Are Super Bowl Ads a Good Deal?
This year’s Super Bowl spots are going for a cool $5 million for 30 seconds. An all-time high that has some advertisers wondering if the value is still there. This year, NBC will broadcast Super Bowl LII from the U.S. Bank Stadium in Minneapolis on February 4, 2018. At roughly $167,000 per second of airtime, advertisers are definitely trying to make sure they squeeze every ounce of production value from the spot.
The Super Bowl has been watched for the last few years by between 110-115 million people, so a commercial will have a cost per thousand (CPM) of roughly $45, or 4.5 cents per viewer.
Big advertisers with multiple spots during the big game will plop down $30 million on that February Sunday, and that is before production costs on these high-end commercials, which can run into the millions also.
There have been discussions about the rising costs from some of those big players, even suggestions of sitting out the Super Bowl in lieu of some other more cost-effective options. Chief marketing officer for Anheuser-Busch’s U.S. operations, Marcel Marcondes, has said, “We do get concerned whenever we see prices going up.” Viewing habits have changed over the years and streaming has become a big factor for sports fans. “The context has changed,” says Marcondes. “People’s behavior has changed, and therefore the negotiations about the price should change as well.”
There are some additional benefits outside of the on-air, in-game spots for Super Bowl advertisers every year.
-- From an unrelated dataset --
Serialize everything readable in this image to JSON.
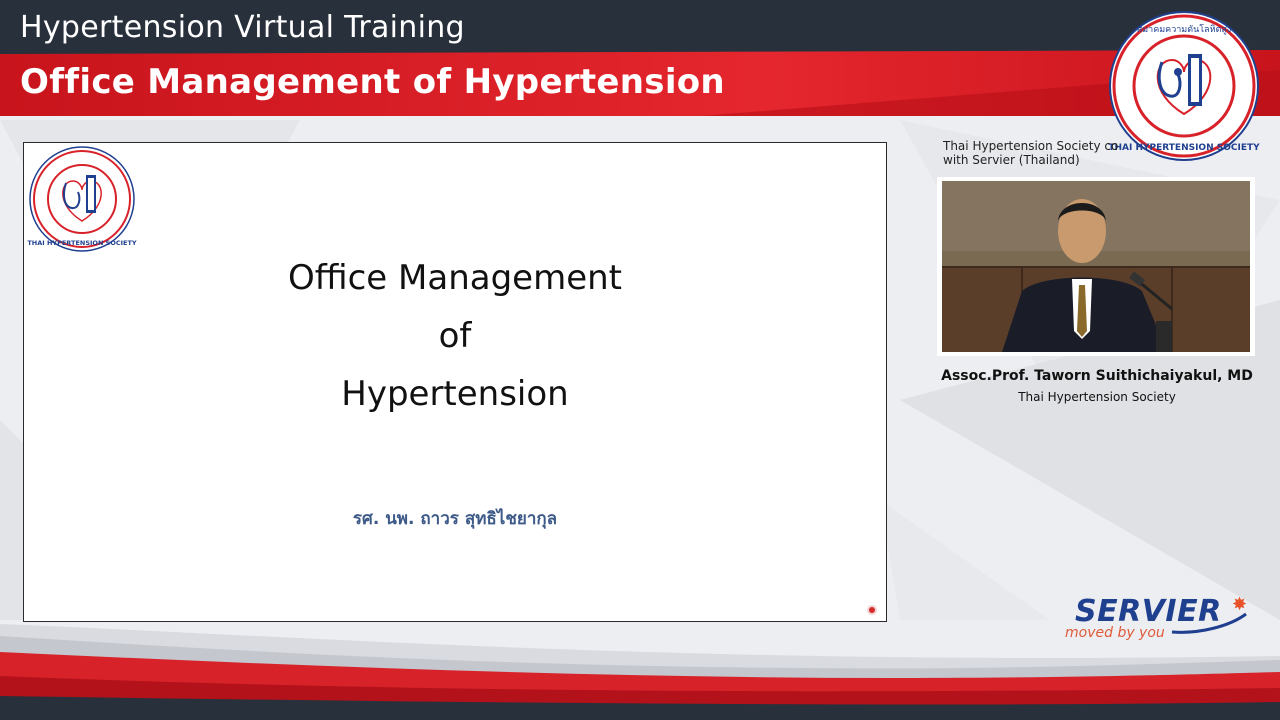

Many publishers get an early release of the spots and display them for days or weeks before the game and there is always a YouTube “best of the SuperBowl ads” video reel so people can vote for their favorites. These offerings tend to generate another 7-8 million views for the spots, but the question still remains. Is the total investment of $30 million+, in Budweiser’s case, a sound investment for such a short-lived campaign?
You could, for instance, put a quarter page ad in every Sunday newspaper in the U.S. four times during February for an average of $25/CPM or about $950,000 per week. The Pew Research Center says that the estimated total U.S. daily newspaper circulation (print and digital combined) in 2016 was 38 million for any given Sunday, so for about $3.8 million ($950,000 x 4), you could have a reach of 38 million and a frequency of 4.
Another option is going “Russian” and spending it all on social media. A Facebook ad targeting a mass audience, for instance, all 18- to 54-year-olds will have about a $5 CPM. An impression “counts” when an ad is called from a server to appear on a webpage. The majority of Facebook ads are bought in an auction style, so demand does affect price, but the $5 CPM is a solid average. Even though some types of ads are more expensive than others, it doesn’t affect the overall average price that much.
Given this CPM, the math works out so that for a spend of about $100,000 you could buy between 15 and 25 million impressions for a mass audience.
That doesn’t mean you’ll reach up to 25 million people. Effective ad campaigns balance how many times people see the ad and the kinds of people who see them. If you’re trying to reach as many people as you can with that figure, you’ll get a lower frequency with about 75 percent of your audience seeing the ad one time. Most advertising agencies and media buyers operate on the presumption that an ad needs to be seen five to seven times over an eight-week period in order to be effective. With those parameters and $100,000 spent, you will most likely reach 3 million to 5 million people in a general audience, with that average person getting the same ad five times.
Extrapolate these number to the same spend as the cost of one Super Bowl ad, and you are looking at reaching 150,000,000 people five times!
It is no wonder that digital advertising has grown tenfold in the last 16 years. A quick look at this graph, courtesy of The Wall Street Journal shows the media share of the global $400 billion ad spend.
TV, radio and outdoor seem to have held their own, digital is exploding and print is in serious decline.
So what is the bottom line? Is a Super Bowl ad worth $5 million? I will tell you EXACTLY what it is worth. It is worth whatever someone is willing to pay for it, and right now, that figure is looking to go north of $5 million. So buckle up and hang on for the ride. Some experts say it will reach $10 million by 2022, and it will unless advertisers decide they will not pay that … and then it won’t.
Paul Evans is Director of Agency Services at The Ad Buyer, Greenville, SC